Damon Hill, Doctor Kildare and me… still? – By Rosemary Bach-Holzer
Offbeat Writings / November 22, 2009

Part One I’m supposed to enlighten you with an update? My fault, I suppose, for leaving my previous account on a real cliffhanger. What do you mean, not that you noticed! Hmm… I’m no longer in hospital. I made my escape, that is, I discharged myself after one night. Not on my list of my most favourite places in the world especially when having to share a room with the woodwind section of not the Royal Philharmonic Orchestra. Did I ev...

The Gorilla – By Adam Graupe
Flash Fiction / November 22, 2009

It was my first day on the job as a clerk at the Department of Motor Vehicles, and the line stood about twenty people deep. I looked over to a Gorilla who sat at his desk.
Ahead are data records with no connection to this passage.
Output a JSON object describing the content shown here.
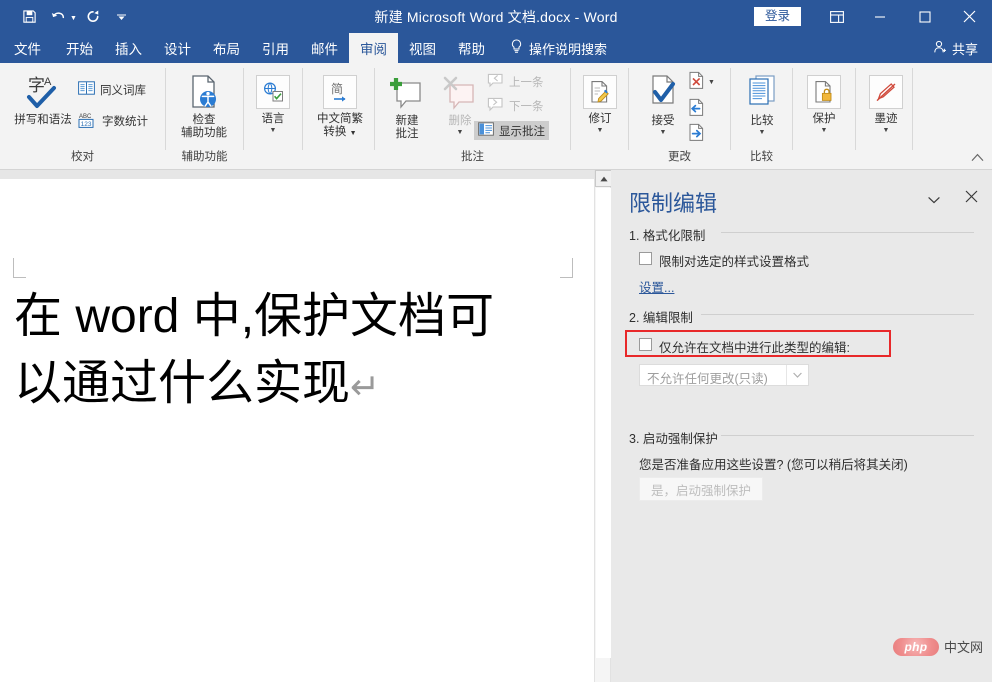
{
  "titlebar": {
    "document_title": "新建 Microsoft Word 文档.docx  -  Word",
    "quick_access": [
      {
        "name": "save-icon",
        "label": "保存"
      },
      {
        "name": "undo-icon",
        "label": "撤消"
      },
      {
        "name": "redo-icon",
        "label": "恢复"
      },
      {
        "name": "customize-qat-icon",
        "label": "自定义快速访问工具栏"
      }
    ],
    "signin_label": "登录",
    "ribbon_display_options": "功能区显示选项",
    "minimize": "最小化",
    "maximize": "最大化",
    "close": "关闭"
  },
  "tabs": [
    {
      "label": "文件",
      "active": false
    },
    {
      "label": "开始",
      "active": false
    },
    {
      "label": "插入",
      "active": false
    },
    {
      "label": "设计",
      "active": false
    },
    {
      "label": "布局",
      "active": false
    },
    {
      "label": "引用",
      "active": false
    },
    {
      "label": "邮件",
      "active": false
    },
    {
      "label": "审阅",
      "active": true
    },
    {
      "label": "视图",
      "active": false
    },
    {
      "label": "帮助",
      "active": false
    }
  ],
  "tellme": {
    "label": "操作说明搜索",
    "icon": "lightbulb-icon"
  },
  "share": {
    "label": "共享",
    "icon": "share-person-icon"
  },
  "ribbon": {
    "groups": [
      {
        "label": "校对"
      },
      {
        "label": "辅助功能"
      },
      {
        "label": ""
      },
      {
        "label": ""
      },
      {
        "label": "批注"
      },
      {
        "label": "更改"
      },
      {
        "label": "比较"
      },
      {
        "label": ""
      },
      {
        "label": ""
      }
    ],
    "buttons": {
      "spelling_grammar": "拼写和语法",
      "thesaurus": "同义词库",
      "word_count": "字数统计",
      "check_accessibility_line1": "检查",
      "check_accessibility_line2": "辅助功能",
      "language": "语言",
      "chinese_conversion_line1": "中文简繁",
      "chinese_conversion_line2": "转换",
      "new_comment_line1": "新建",
      "new_comment_line2": "批注",
      "delete_comment": "删除",
      "previous_comment": "上一条",
      "next_comment": "下一条",
      "show_comments": "显示批注",
      "track_changes": "修订",
      "accept": "接受",
      "compare": "比较",
      "protect": "保护",
      "ink": "墨迹"
    },
    "collapse_label": "折叠功能区"
  },
  "document": {
    "line1": "在 word 中,保护文档可",
    "line2": "以通过什么实现",
    "paragraph_mark": "↵"
  },
  "scrollbar": {
    "up_arrow": "▲"
  },
  "pane": {
    "title": "限制编辑",
    "dropdown_icon": "chevron-down-icon",
    "close_icon": "close-icon",
    "section1": {
      "heading": "1. 格式化限制",
      "checkbox_label": "限制对选定的样式设置格式",
      "checkbox_checked": false,
      "settings_link": "设置..."
    },
    "section2": {
      "heading": "2. 编辑限制",
      "checkbox_label": "仅允许在文档中进行此类型的编辑:",
      "checkbox_checked": false,
      "highlighted": true,
      "highlight_color": "#e8282a",
      "combo_value": "不允许任何更改(只读)",
      "combo_disabled": true
    },
    "section3": {
      "heading": "3. 启动强制保护",
      "prompt": "您是否准备应用这些设置? (您可以稍后将其关闭)",
      "button_label": "是，启动强制保护",
      "button_disabled": true
    }
  },
  "watermark": {
    "logo": "php",
    "text": "中文网"
  },
  "colors": {
    "word_blue": "#2b579a",
    "ribbon_bg": "#f3f3f3",
    "pane_bg": "#e9e9e9",
    "highlight_red": "#e8282a",
    "link_blue": "#2b579a"
  }
}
This Gorilla was at least fifty pounds overweight and wore glasses that constantly slipped down the bridge of his nose. There was one other worker in our branch, a chimp of about 30. I never figured out what the chimp’s job was as he usually sat in a corner next to...
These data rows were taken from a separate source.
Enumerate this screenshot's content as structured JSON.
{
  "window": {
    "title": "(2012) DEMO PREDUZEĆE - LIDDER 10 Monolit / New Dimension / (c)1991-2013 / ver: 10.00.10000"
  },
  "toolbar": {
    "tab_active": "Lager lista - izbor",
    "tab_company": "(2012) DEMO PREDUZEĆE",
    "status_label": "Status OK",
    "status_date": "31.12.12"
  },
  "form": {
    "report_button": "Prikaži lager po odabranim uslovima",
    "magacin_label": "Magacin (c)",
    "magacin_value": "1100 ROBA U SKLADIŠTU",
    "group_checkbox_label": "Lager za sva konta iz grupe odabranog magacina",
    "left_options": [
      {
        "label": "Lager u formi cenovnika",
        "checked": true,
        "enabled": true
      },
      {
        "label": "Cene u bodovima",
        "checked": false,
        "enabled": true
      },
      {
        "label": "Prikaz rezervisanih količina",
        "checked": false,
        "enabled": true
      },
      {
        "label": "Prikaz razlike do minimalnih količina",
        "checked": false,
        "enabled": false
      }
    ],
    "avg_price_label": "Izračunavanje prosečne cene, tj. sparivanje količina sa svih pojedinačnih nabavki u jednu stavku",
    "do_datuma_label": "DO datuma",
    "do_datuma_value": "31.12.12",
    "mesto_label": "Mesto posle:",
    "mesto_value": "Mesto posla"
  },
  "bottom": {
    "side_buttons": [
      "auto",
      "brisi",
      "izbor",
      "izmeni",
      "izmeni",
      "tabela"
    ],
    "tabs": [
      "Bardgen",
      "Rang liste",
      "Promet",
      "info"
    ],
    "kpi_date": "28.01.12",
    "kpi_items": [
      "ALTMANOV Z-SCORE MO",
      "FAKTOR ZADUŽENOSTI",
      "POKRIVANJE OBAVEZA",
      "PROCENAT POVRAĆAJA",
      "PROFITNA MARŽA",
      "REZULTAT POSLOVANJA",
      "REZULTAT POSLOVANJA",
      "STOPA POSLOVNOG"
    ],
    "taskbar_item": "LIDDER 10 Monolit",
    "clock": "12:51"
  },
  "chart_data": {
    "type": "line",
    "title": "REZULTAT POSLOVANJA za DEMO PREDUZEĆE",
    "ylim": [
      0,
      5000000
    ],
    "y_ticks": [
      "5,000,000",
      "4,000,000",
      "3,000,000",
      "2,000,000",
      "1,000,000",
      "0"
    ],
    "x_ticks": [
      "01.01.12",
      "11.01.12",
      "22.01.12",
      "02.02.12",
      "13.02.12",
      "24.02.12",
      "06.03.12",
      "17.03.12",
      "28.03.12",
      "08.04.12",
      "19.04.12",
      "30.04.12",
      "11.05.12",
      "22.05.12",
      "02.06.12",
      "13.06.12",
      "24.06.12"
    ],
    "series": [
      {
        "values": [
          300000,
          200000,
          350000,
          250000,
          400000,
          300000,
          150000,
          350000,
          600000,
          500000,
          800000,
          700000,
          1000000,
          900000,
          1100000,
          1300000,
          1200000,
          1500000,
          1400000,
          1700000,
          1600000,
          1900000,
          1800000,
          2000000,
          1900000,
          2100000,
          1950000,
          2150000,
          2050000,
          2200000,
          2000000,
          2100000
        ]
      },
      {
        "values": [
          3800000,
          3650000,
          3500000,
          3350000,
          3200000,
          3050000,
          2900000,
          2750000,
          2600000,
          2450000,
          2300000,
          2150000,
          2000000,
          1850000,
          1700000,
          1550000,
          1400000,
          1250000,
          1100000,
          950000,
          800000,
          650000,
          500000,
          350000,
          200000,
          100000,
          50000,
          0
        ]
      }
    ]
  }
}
Winds of Change, Inc. – By Omar Gheith
Flash Fiction / November 8, 2009

Yesterday, a young man came by my house and asked if I’d like to participate in a revolution. His organization had been going from door to door in all of the significant neighborhoods, he explained, collecting signatures. He asked me if I was outraged. “I guess I could be happier,” I mused. At this, his face beamed. “I feel your woe, friend, I feel your woe.” He handed me a clipboard, which was attached to a good thick stack of paper...

Confident Bastard – By B. Collette Davis
Flash Fiction / November 1, 2009
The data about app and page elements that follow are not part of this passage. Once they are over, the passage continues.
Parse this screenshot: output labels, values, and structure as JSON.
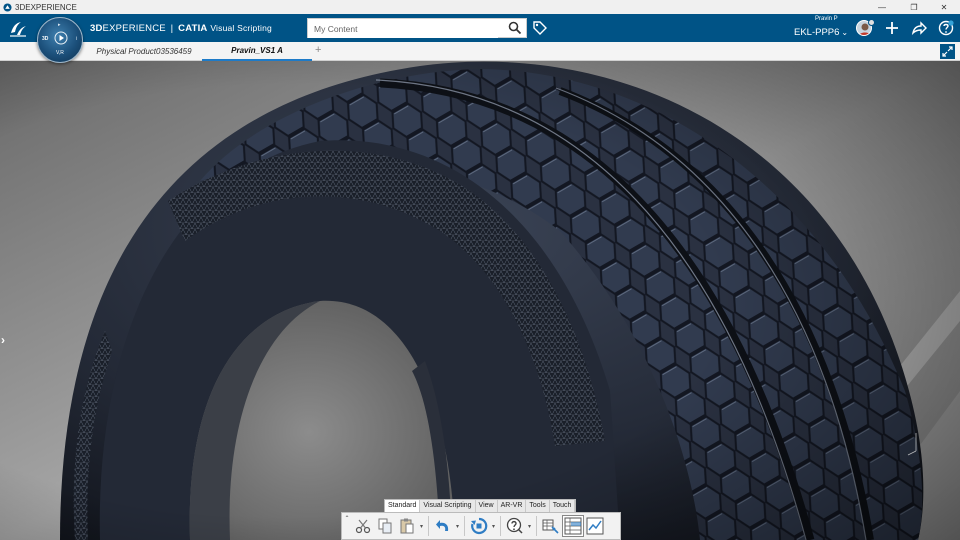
{
  "window": {
    "title": "3DEXPERIENCE",
    "icon": "3ds-app-icon",
    "controls": [
      "minimize-icon",
      "restore-icon",
      "close-icon"
    ],
    "control_glyphs": [
      "—",
      "❐",
      "✕"
    ]
  },
  "header": {
    "brand_prefix": "3D",
    "brand_experience": "EXPERIENCE",
    "brand_separator": "|",
    "brand_product": "CATIA",
    "brand_app": "Visual Scripting",
    "search_placeholder": "My Content",
    "user_name": "Pravin P",
    "tenant": "EKL-PPP6",
    "tenant_chevron": "⌄",
    "accent": "#005386"
  },
  "compass": {
    "north": "▸",
    "left": "3D",
    "right": "i",
    "bottom": "V,R"
  },
  "tabs": {
    "items": [
      {
        "label": "Physical Product03536459",
        "active": false
      },
      {
        "label": "Pravin_VS1 A",
        "active": true
      }
    ],
    "add_label": "+"
  },
  "viewport": {
    "side_arrow": "›",
    "content": "tire-model"
  },
  "action_bar": {
    "tabs": [
      {
        "label": "Standard",
        "active": true
      },
      {
        "label": "Visual Scripting",
        "active": false
      },
      {
        "label": "View",
        "active": false
      },
      {
        "label": "AR-VR",
        "active": false
      },
      {
        "label": "Tools",
        "active": false
      },
      {
        "label": "Touch",
        "active": false
      }
    ],
    "collapse_label": "⌃",
    "caret": "▾",
    "tools": [
      "cut-icon",
      "copy-icon",
      "paste-icon",
      "undo-icon",
      "update-icon",
      "help-icon",
      "design-table-icon",
      "knowledge-table-icon",
      "plot-icon"
    ]
  }
}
I introduced my co-worker to a prying website dubbing itself as a public search engine. The virtual nuisance supplies addresses and telephone numbers of almost anyone who is unknowingly in demand. My co-worker began her exploration: a lost class mate, an ex-boyfriend, finally, her father. She delayed her enthusiasm, saving the person she desired most in this world for last. The website humiliated her. It provided the general public w...

Swingle Limes – By J. Keegan
Micro Fiction / November 1, 2009

Go out for poms. Drivers license. An only family graduation party. Crappy grassland university. Communications major. Want ads. No job and having to live at home. Having to waitress forever. Marrying a dud. 1200 square foot house. 2.2 children. Sorority sisters on Facebook. Husband’s affair at the office with a younger, thinner woman. Trying to pluck out gray hairs. Root canal. So Virginia Slims, this is postmodernism? Spaceship land...

Elegy Written in a Country Church-yard – By Thomas Gray
Flash Fiction / October 25, 2009

The curfew tolls the knell of parting day, The lowing herd wind slowly o’er the lea, The ploughman homeward plods his weary way, And leaves the world to darkness, and to me. Now fades the glimmering landscape on the sight, And all the air a solemn stillness holds, Save where the beetle wheels his droning flight, And drowsy tinklings lull the distant folds: Save that from yonder ivy-mantled tower The moping owl does to the moon compla...

Sucking In Magic – By Carolyn Belcher
Flash Fiction / October 18, 2009

I walk down the empty street. The house is in darkness. The windows stare back at me as if to say, ‘Go now. Don’t be a ghost, haunting these rooms.’ I am an unloved, unlovely woman who… who… Gina wouldn’t have understood that her words were as good as a punch in the belly, a punch that doubled me over, and left me gasping for breath, for all she had done was suggest that I throw away the earring board, and sell my earrings at a car b...

When the Phone Rings – By Sydney Rende
Micro Fiction / October 18, 2009

She knows it’s him when the phone rings. It’s the redundant, sing-song tone she’s been dreading since the last time he called. She doesn’t want to answer; but she knows if she doesn’t, it won’t stop. The painful tune will clog her ears and permeate the veins in her brain until finally, she gives in, because he never does. So she picks it up, but she doesn’t say hello. That, she leaves to him. “Mommy,” she hears him whisper. She sighs...